Goosebumps On My Brain

This is sort of a “coming out of the closet” blog post for me. No, I’m not gay (my apologies to the gay community for stealing their phrase) but I am letting you in on a bit of a secret.

I am an ASMR experiencer. Put simply, ASMR (Autonomous Sensory Meridian Response) is an strong, euphoric sensation that often overwhelms the experiencer. It is caused by outside triggers that vary depending on the person. These triggers can be auditory, such as a person’s voice, clicking or tapping noises or even the sound of someone eating or chewing gum. Triggers can also be visual, like seeing someone concentrate on something such as sculpting. The euphoric sensation happens whether it is welcomed or not and as far as I know, most experiencers have little to no control over it, though I have read rumours about people who can “will” it to happen.
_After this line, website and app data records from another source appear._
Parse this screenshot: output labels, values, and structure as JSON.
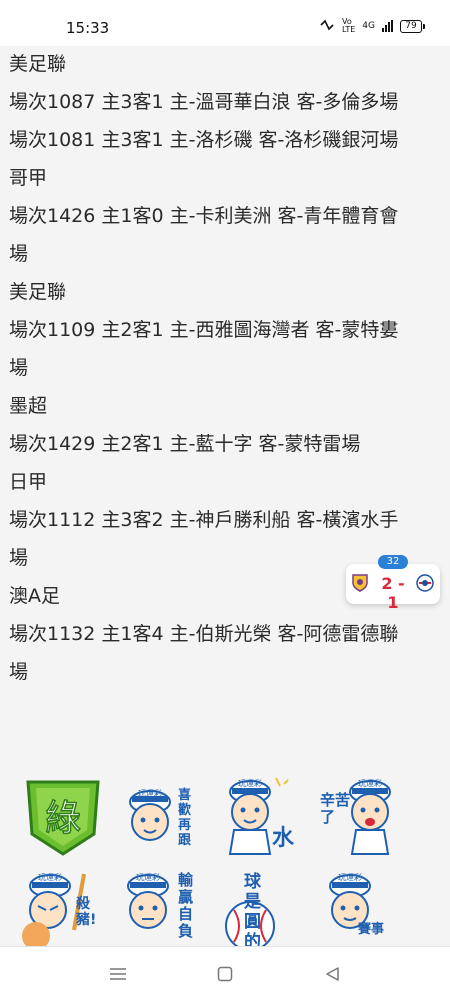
{
  "status_bar": {
    "time": "15:33",
    "battery": "79",
    "network_label": "4G"
  },
  "lines": [
    "美足聯",
    "場次1087 主3客1 主-溫哥華白浪 客-多倫多場",
    "場次1081 主3客1 主-洛杉磯 客-洛杉磯銀河場",
    "哥甲",
    "場次1426 主1客0 主-卡利美洲 客-青年體育會",
    "場",
    "美足聯",
    "場次1109 主2客1 主-西雅圖海灣者 客-蒙特婁",
    "場",
    "墨超",
    "場次1429 主2客1 主-藍十字 客-蒙特雷場",
    "日甲",
    "場次1112 主3客2 主-神戶勝利船 客-橫濱水手",
    "場",
    "澳A足",
    "場次1132 主1客4 主-伯斯光榮 客-阿德雷德聯",
    "場"
  ],
  "score_widget": {
    "minute": "32",
    "score": "2 - 1"
  },
  "stickers": [
    {
      "name": "green-sticker",
      "text": "綠",
      "brand": ""
    },
    {
      "name": "like-again-sticker",
      "text": "喜歡再跟",
      "brand": "玩運彩"
    },
    {
      "name": "water-sticker",
      "text": "水",
      "brand": "玩運彩"
    },
    {
      "name": "thanks-sticker",
      "text": "辛苦了",
      "brand": "玩運彩"
    },
    {
      "name": "kill-pig-sticker",
      "text": "殺豬!",
      "brand": "玩運彩"
    },
    {
      "name": "win-lose-sticker",
      "text": "輸贏自負",
      "brand": "玩運彩"
    },
    {
      "name": "ball-round-sticker",
      "text": "球是圓的",
      "brand": ""
    },
    {
      "name": "match-sticker",
      "text": "賽事",
      "brand": "玩運彩"
    }
  ],
  "colors": {
    "accent_blue": "#2a7fd6",
    "score_red": "#d8283a",
    "sticker_green": "#6bbf2f"
  }
}
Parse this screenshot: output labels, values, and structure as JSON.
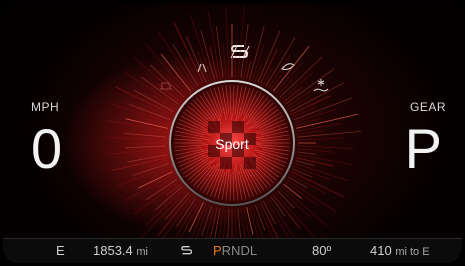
{
  "speed": {
    "unit_label": "MPH",
    "value": "0"
  },
  "gear": {
    "label": "GEAR",
    "value": "P"
  },
  "drive_mode": {
    "center_label": "Sport",
    "icons": [
      "off-road-icon",
      "sport-mode-icon",
      "eco-mode-icon",
      "snow-mode-icon",
      "tow-mode-icon"
    ]
  },
  "status_bar": {
    "fuel_empty_label": "E",
    "odometer_value": "1853.4",
    "odometer_unit": "mi",
    "prndl": {
      "active": "P",
      "inactive": "RNDL"
    },
    "temperature": "80º",
    "range_value": "410",
    "range_unit": "mi to E"
  },
  "colors": {
    "accent": "#c81a1a",
    "gear_active": "#f07a1a",
    "background": "#000000"
  }
}
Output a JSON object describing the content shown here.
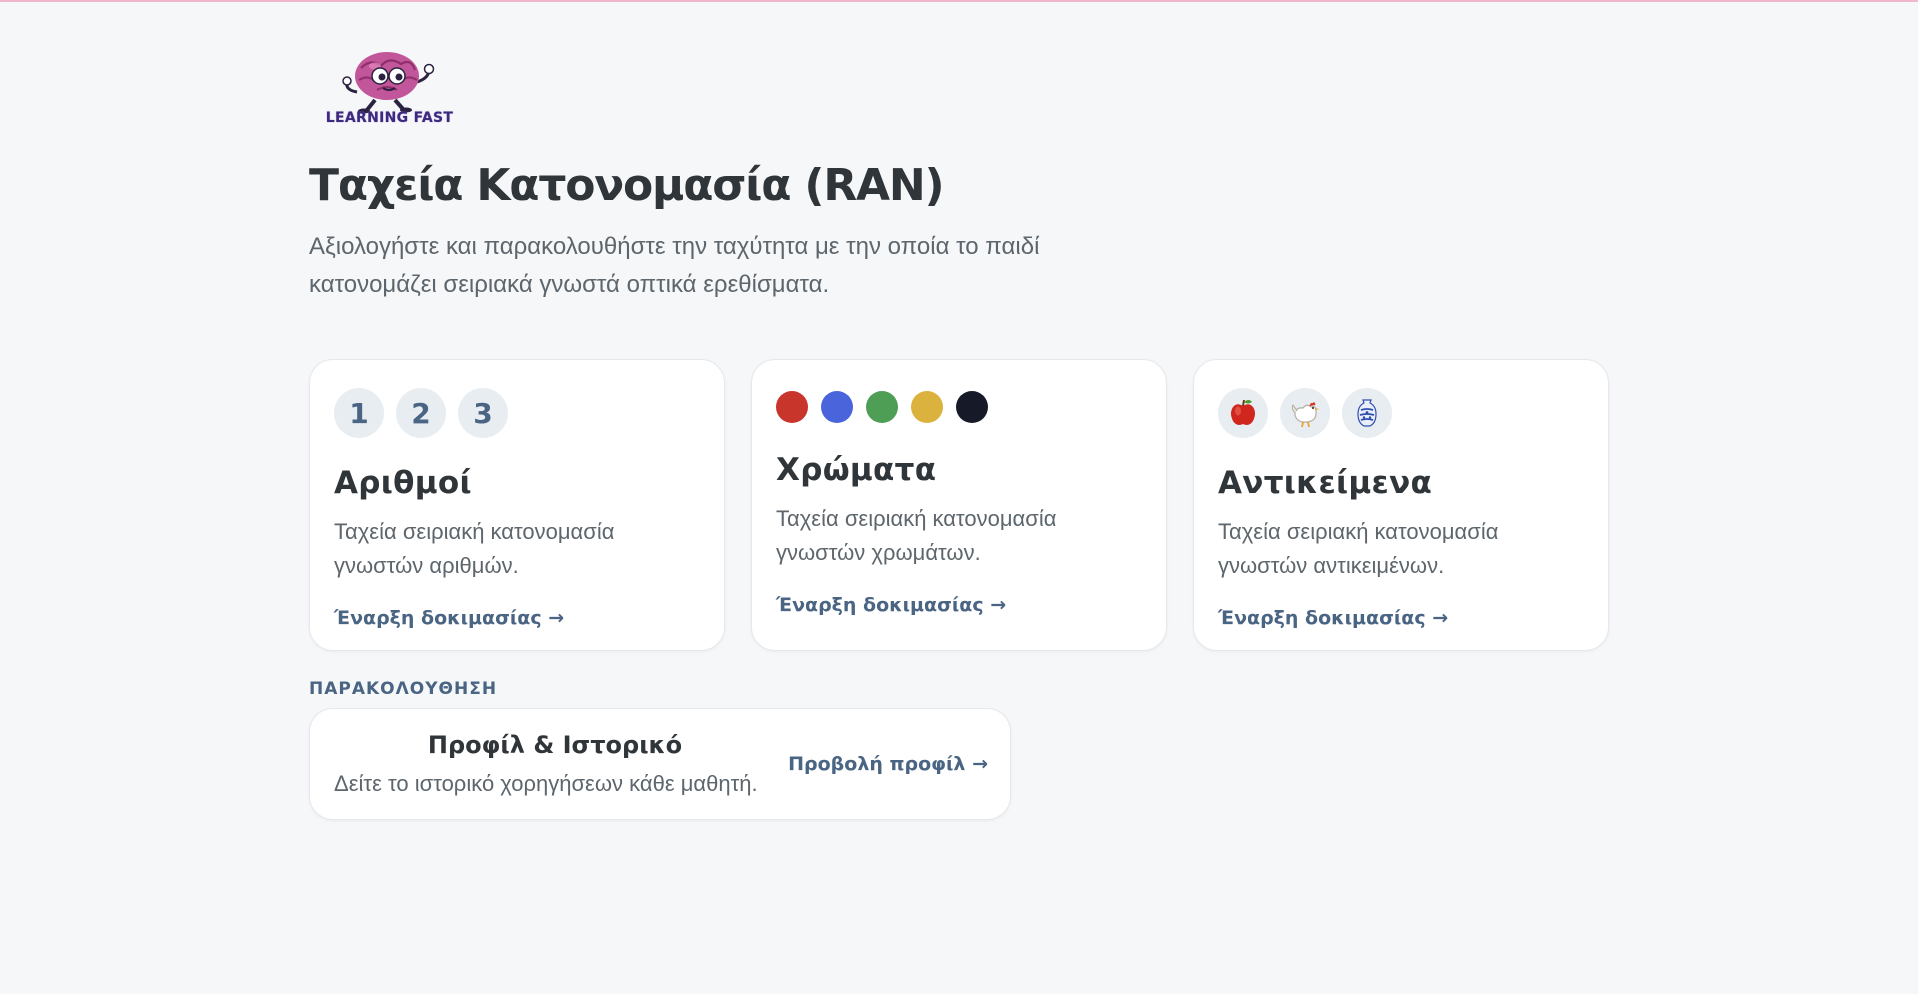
{
  "brand": {
    "logo_text": "LEARNING FAST"
  },
  "header": {
    "title": "Ταχεία Κατονομασία (RAN)",
    "subtitle": "Αξιολογήστε και παρακολουθήστε την ταχύτητα με την οποία το παιδί κατονομάζει σειριακά γνωστά οπτικά ερεθίσματα."
  },
  "cards": [
    {
      "title": "Αριθμοί",
      "description": "Ταχεία σειριακή κατονομασία γνωστών αριθμών.",
      "link": "Έναρξη δοκιμασίας →",
      "chips": [
        "1",
        "2",
        "3"
      ]
    },
    {
      "title": "Χρώματα",
      "description": "Ταχεία σειριακή κατονομασία γνωστών χρωμάτων.",
      "link": "Έναρξη δοκιμασίας →",
      "colors": [
        "#c8352b",
        "#4a65dc",
        "#4f9e55",
        "#dcb23e",
        "#161a28"
      ]
    },
    {
      "title": "Αντικείμενα",
      "description": "Ταχεία σειριακή κατονομασία γνωστών αντικειμένων.",
      "link": "Έναρξη δοκιμασίας →",
      "icons": [
        "apple-icon",
        "chicken-icon",
        "vase-icon"
      ]
    }
  ],
  "tracking": {
    "section_label": "ΠΑΡΑΚΟΛΟΥΘΗΣΗ",
    "title": "Προφίλ & Ιστορικό",
    "description": "Δείτε το ιστορικό χορηγήσεων κάθε μαθητή.",
    "link": "Προβολή προφίλ →"
  },
  "colors": {
    "accent": "#4a6583",
    "text": "#2f3539",
    "muted": "#5d666c",
    "chip_bg": "#e8edf2",
    "background": "#f6f7f9",
    "top_border": "#f0b6cc"
  }
}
It is important to understand that this sensation is 100% non-sexual. During the rare times that I’ve tried to explain this condition to other people, it’s been difficult to convince non-experiencers that this isn’t a sexual experience. Nothing about this is arousing or fetishistic. So what is it? Basically, the experiencer will notice a trigger. Let’s say that it’s someone on a bus chewing gum or perhaps it’s someone tapping their fingers on their desk behind you at school. It might even be the sound of a staticy phone connection. At that point, the experiencer will feel an immensely pleasurable “tingly” feeling that sort of crawls across the inside of the scalp. If the trigger continues, the sensation grows. Personally, I would spend this time sitting quite still, waiting for the feeling to pass and hoping to various Gods that no one notices that I’m tripping out on what I imagine heroin might feel like.
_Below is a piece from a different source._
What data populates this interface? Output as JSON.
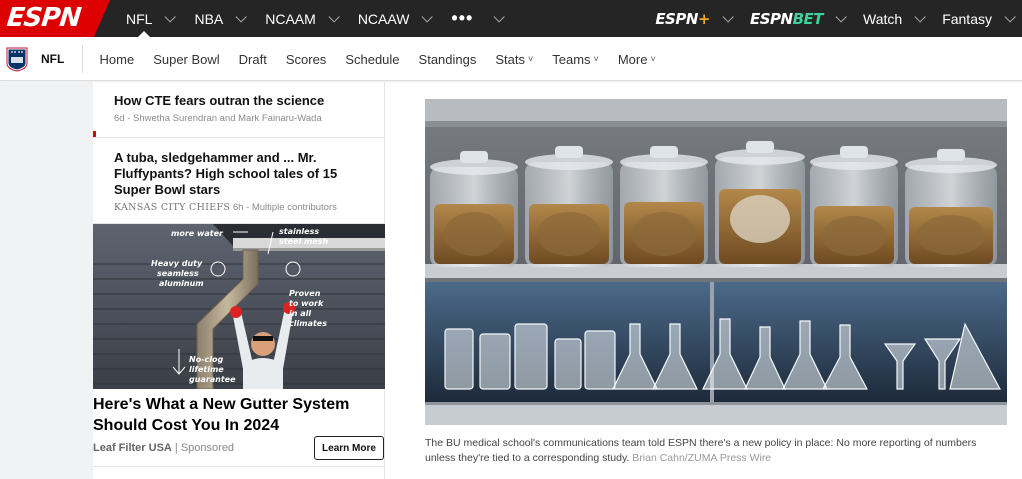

This sounds really weird, right? Sounds like I’m kind of insane? This is exactly why I’ve spent my entire life keeping my mouth shut and why (I’m guessing) most of the other ASMR experiencers keep their mouths shut too. So why does this happen? Right now, no one knows. There are a ton of theories, but literally, no one on the planet can explain why this happens. I mean, there seems to be no connection between the triggers and what I’m guessing is some sort of massive dopamine release. I’ve been triggered by watching someone use a pen to do math. It was something about the way the pen moved. Yeah… I’m shrugging my shoulders and rolling my eyes at how ridiculous this sounds, too.

Some people online talk about how they’ve seemingly dedicated their lives to finding as many of these triggers as they can. Some people “do it” recreationally. Some people, like myself, mostly try to avoid triggers. But I think that all ASMR experiencers are very curious as to why this happens.
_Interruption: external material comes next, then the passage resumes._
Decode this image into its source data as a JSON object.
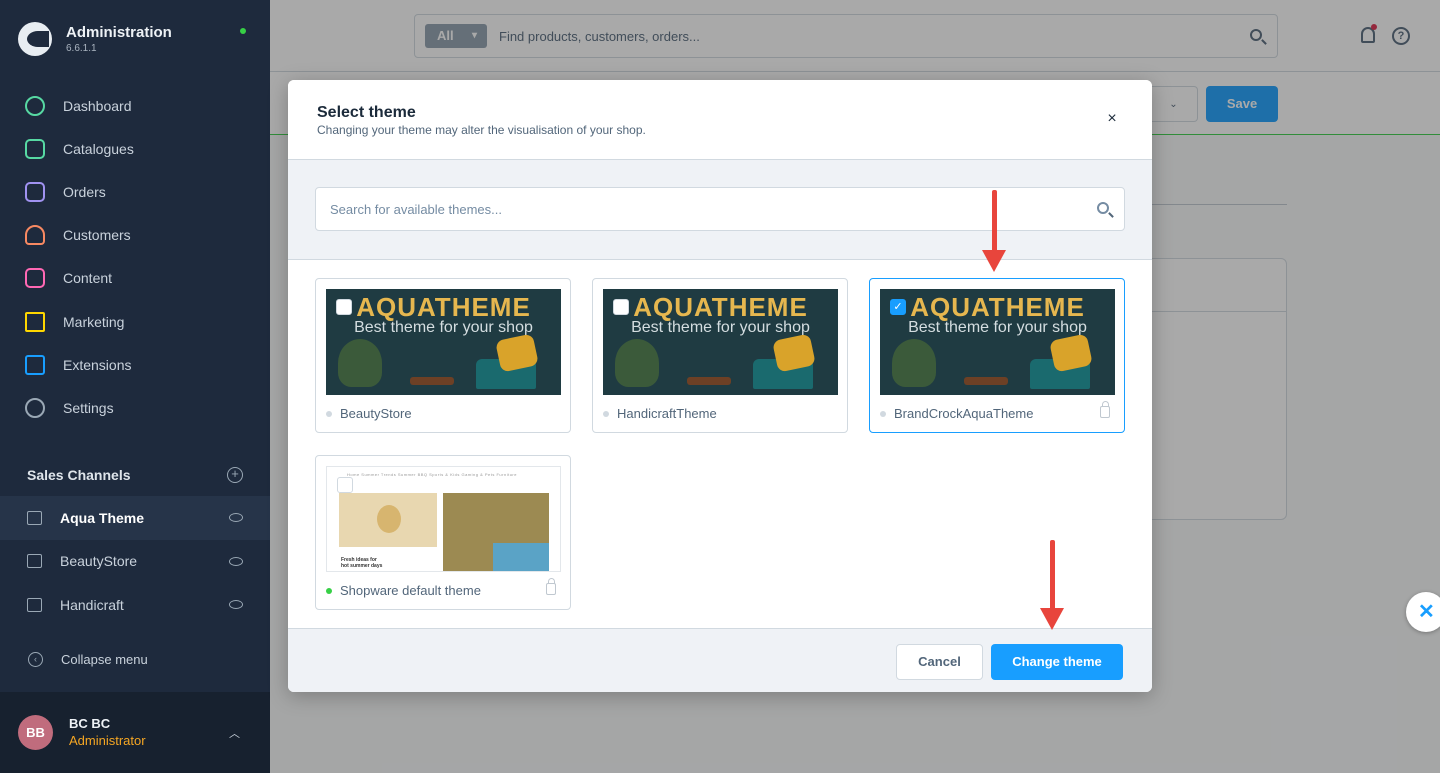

Sometimes, when I’ve tried to explain this to people, they’ve said… “I think I’ve felt that before”. I’m pretty sure that if you think you might have experienced it, you haven’t. The people who have experienced ASMR, have experienced it a lot throughout their lives and they usually respond with “Oh my God YES! You get that too!? What the hell IS that?! I thought I was the only one!” or something along those lines.

So there we have it. You all know that I’m crazy. The secret that I’ve guarded so closely for my entire life is out there. Also… I’m Batman.

ASMR Research & Support

As always, thanks for reading.

~Thunt